Olympic volunteers set an example the sector should follow
It was with an huge sense of pride that I heard the loudest round of applause at the closing ceremony of London 2012 initiated by Lord Seb Coe when he thanked the 70,000 Games Makers.
As one of the many that woke at four in the morning to trek across the Olympic park for my shift, with no guarantee of seeing any of the action, simply to be a part of that once in a life time experience, it left me both humbled and proud.
Now back in the office and getting a reputation as an Olympic bore, I am questioning what it was that made the volunteering experience of the Games Makers so successful and what benefits the voluntary sector can gain from the Games.
The overwhelming emotion I felt from being a volunteer was pride.
It felt good to be representing my country and helping people from all over the world enjoy the Games and hearing the amazing feedback from the athletes about the training venue.
It felt good too to play my part in making sure my city was shown in its best light. In fact the diversity of London was mirrored by the Games Makers.
The oldest volunteers were in their 80s and there was a genuine sense that there was a space for everyone to contribute and be involved.
I think capturing this spirit and recognising what individuals can contribute is one of the key lessons we can learn in the voluntary sector.
Another lesson for our sector was the way team leaders motivated their volunteers. For instance there was a structured reward and recognition programme that included pins (known as the currency of any Games), certificates and a relay baton. And there was a great understanding of the need to maintain a motivated team.
The team leaders really wanted to tap into why the Gamer Makers were there – whether it was a chance to be part of the greatest show on earth or meet, learn and connect with people they have never met before.
They also understood that the rollercoaster of the Olympics meant it was inevitable you were going to hit the wall.
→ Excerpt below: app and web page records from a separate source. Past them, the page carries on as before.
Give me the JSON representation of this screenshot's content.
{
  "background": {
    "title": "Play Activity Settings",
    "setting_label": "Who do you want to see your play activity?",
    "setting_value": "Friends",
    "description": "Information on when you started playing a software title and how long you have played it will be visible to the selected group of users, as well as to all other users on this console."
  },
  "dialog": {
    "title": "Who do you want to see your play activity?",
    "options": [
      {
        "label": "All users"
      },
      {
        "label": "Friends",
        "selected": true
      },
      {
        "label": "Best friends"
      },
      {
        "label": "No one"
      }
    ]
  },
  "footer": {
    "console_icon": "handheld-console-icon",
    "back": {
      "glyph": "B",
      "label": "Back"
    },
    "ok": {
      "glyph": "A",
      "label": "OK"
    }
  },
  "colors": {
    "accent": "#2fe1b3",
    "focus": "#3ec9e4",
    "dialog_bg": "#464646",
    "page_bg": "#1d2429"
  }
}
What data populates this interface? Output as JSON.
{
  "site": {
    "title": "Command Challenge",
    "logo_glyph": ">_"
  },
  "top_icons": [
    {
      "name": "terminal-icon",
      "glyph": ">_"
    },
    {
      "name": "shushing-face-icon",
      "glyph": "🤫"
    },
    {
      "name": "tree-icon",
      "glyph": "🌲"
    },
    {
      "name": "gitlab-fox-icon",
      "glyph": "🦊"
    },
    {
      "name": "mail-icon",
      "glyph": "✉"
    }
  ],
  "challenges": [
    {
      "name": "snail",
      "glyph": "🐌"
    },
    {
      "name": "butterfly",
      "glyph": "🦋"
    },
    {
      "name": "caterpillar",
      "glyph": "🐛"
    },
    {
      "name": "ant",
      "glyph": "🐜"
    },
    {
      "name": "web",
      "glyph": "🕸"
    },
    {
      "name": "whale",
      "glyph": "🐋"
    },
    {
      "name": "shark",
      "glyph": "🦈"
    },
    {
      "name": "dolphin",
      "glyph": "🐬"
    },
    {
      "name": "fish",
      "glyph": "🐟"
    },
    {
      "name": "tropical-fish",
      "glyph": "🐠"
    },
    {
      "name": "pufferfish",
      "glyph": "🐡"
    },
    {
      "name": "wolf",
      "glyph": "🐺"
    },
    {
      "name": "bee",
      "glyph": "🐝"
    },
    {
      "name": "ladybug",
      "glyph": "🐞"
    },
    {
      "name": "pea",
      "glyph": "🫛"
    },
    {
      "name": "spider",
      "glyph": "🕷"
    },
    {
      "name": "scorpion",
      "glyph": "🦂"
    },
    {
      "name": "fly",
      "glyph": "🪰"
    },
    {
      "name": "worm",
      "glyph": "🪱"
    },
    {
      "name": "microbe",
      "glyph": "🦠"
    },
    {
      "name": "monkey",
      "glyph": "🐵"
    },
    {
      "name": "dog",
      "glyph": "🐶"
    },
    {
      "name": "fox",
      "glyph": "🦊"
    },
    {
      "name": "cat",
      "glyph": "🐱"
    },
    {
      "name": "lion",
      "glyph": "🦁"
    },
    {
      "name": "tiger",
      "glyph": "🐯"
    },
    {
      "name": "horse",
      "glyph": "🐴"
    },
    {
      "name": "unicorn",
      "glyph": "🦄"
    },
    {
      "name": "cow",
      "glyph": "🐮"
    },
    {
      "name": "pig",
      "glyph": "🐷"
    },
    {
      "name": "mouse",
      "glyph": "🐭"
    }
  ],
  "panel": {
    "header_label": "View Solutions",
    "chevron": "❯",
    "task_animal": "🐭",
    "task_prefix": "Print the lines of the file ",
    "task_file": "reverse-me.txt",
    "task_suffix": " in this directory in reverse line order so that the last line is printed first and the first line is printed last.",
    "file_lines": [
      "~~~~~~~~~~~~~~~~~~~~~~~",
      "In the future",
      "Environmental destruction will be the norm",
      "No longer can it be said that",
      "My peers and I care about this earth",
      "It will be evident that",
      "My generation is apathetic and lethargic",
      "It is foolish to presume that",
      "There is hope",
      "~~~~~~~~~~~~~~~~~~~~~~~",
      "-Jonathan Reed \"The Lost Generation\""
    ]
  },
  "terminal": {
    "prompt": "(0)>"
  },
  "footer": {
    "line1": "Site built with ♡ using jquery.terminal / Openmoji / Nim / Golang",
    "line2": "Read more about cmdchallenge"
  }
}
Their empathy meant the volunteers didn’t feel alone and unable to cope.
So for me the legacy of London 2012 is not just about winning British Olympians, regeneration of the east end and improved sports infrastructure – important though they all are.
I hope the lasting legacy will be a renaissance in volunteering.
I am not saying that it is the coming of the big society or a British embrace of a J F Kennedy style ‘ask not what your country can do for you’ ethos.
But my Olympic experience left me with a profound belief that the Games will inspire a voluntary sector, enriched by people from all ethnic groups, ages and social backgrounds dedicated to helping others and making a better world.
That to me would be the greatest legacy of London 2012.
Annie Clarke is the head of learning development at the Institute of Fundraising